Origin Live’s Calypso is an updated version of the Aurora Gold - a turntable I’ve been using for a couple of years now. It’s broadly similar in concept, but has a new motor housing, different belt and platter, better main bearing, and an improved chassis. In other words, much the same but completely different!
I like the Aurora Gold very much, and have few complaints about its performance. The new turntable has a similar ‘skeletal’ type chassis, but the Calypso has been beefed up at a couple of points and has better decoupling. The motor – a DC type – remains the same, but the housing is much bigger and more solid. The platter is made from a different material. Like the Aurora Gold, it’s Acrylic but apparently what’s called a ‘loaded Acryclic’. Origin Live are being a bit secretive about the exact material but it has a smoother, shinier surface than normal acrylic, and looks a little like imitation marble. Designer Mark Baker tells me that it isn’t the main reason for the Calypso’s improved sound anyway. That’s down to a combination of factors, of which the platter is just one. For example, the way the belt drives the platter is very important. The Aurora Gold featured a main platter that sat on a smaller a sub-platter, driven by a flat belt. The Calypso has a round belt, and the platter is driven from its outside edge. The motor now runs at a higher rotational speed, and Mark reckons having the belt around the outside gives extra drive and ‘leverage’.

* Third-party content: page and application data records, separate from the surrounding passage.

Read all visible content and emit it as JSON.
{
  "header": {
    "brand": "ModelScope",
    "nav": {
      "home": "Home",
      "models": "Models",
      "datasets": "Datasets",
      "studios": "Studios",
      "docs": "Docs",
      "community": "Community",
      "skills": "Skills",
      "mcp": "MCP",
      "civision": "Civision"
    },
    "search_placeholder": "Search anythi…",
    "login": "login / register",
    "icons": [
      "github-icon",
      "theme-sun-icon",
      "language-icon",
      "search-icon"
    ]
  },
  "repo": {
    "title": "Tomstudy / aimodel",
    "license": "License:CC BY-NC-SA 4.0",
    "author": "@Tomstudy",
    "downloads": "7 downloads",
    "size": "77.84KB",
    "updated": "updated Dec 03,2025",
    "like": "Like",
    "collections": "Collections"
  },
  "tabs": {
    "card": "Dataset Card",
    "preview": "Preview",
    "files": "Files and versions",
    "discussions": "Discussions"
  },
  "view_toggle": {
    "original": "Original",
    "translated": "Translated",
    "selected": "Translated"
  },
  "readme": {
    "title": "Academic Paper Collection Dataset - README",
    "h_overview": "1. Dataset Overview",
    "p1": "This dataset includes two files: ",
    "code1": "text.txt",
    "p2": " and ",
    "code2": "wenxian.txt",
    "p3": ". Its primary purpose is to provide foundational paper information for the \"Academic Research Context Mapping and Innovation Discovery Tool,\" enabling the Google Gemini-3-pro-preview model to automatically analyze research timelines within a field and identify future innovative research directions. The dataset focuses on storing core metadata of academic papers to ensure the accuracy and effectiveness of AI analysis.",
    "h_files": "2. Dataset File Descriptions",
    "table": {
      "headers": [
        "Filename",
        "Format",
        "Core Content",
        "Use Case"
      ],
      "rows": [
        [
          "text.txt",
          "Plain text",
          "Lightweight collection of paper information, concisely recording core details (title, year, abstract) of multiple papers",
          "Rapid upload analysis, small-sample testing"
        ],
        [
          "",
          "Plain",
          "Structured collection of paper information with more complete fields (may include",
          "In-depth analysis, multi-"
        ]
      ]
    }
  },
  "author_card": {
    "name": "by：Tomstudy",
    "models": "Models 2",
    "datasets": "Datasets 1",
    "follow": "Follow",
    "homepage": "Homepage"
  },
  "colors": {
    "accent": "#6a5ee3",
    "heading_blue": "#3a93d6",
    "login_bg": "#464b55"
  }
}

The usual 33/45rpm speeds are offered, with fine speed adjustment. Because the motor is housed in a separate outboard assembly, there’s a degree of choice regarding the placement of the motor in relation to the platter. While Origin Live claims that performance is not broadly affected, there are some differences. Moving the motor further away increases belt tension and (depending on how tight the belt is stretched) reduces platter speed slightly. Origin Live recommend having the motor about 214mm to 221mm from the centre bearing, but say a little deviation from this is not critical for sound quality. The belt is a made from another material Mark would rather not specify. It’s quite a bit stiffer and less stretchy than Nitrile and is spliced, as it is impossible to get a one-piece belt made in this material.
The new turntable has a thicker main spindle, and this works very well with the special lubricating oil used, creating a low friction, exceptionally low-noise bearing. Apparently the effect is as though the bearing walls were floating in an oil bath, yet properly ‘grounded’ on the point of rotation. The bearing takes a few seconds to bed-down as the oil is pushed out of the way. The tolerance here is claimed to be 0.00001”, and it takes about ten minutes for the bearing to settle down and run in.
When fully run in and full of oil, the bearing is near-silent. This perhaps explains the ‘quietness’ of the Calypso; its low noise floor and clean definition during quiet passages. Surface noise and vinyl roar are very low, and this (added to the increased dynamics) seems to create a stronger, cleaner, more noisefree end-result.
The sub-chassis is pre-adjusted at the factory, and it’s not recommended that you change the various settings. For example, some bolts are deliberately left slightly loose to create a bit of decoupling. The whole design is carefully tuned, and performance is degraded if you thoughtlessly tighten everything up.
Mark Baker is the sort of designer who tries lots of alternatives; shapes, sizes, materials - he listens carefully to them all. His designs are based on scientific principles, but the ear is always the final arbiter. He’s been making turntables for over twentyfive years now, and his products are highly refined. All of which sounds very promising. But, what might the Calypso offer in terms of improvements over the Aurora Gold? I was supplied with the turntable on its own, the idea being to use the Origin Live arm and Transfiguration cartridge I have on my existing Aurora Gold with the new one. Later on, I tried Lyra’s Argo cartridge. The deck is very easy to set up, and once set up it should not need tweaking. Once you’ve levelled the chassis, set the arm height, and dressed the arm cable, you’re 75% of the way there.
But, first things first. Before starting on the new turntable, I sat down and listened carefully to the old one, choosing a 1960s DG recording of Mozart’s Piano concerto No 15 with Geza Anda as soloist/conductor. It’s a good ‘average’ sort of recording – smooth, well balanced, and clean, but hardly a ‘reference’ disc in terms of sonics. I only intended to sample five or ten minutes, but ended up listening to the whole work. I didn’t want the music to stop. The sound was beautifully warm and nicely ‘distanced’, exuding a smooth almost sensuous quality. There was plenty of detail to catch the ear, but what struck me most was the effortless ease of the sound.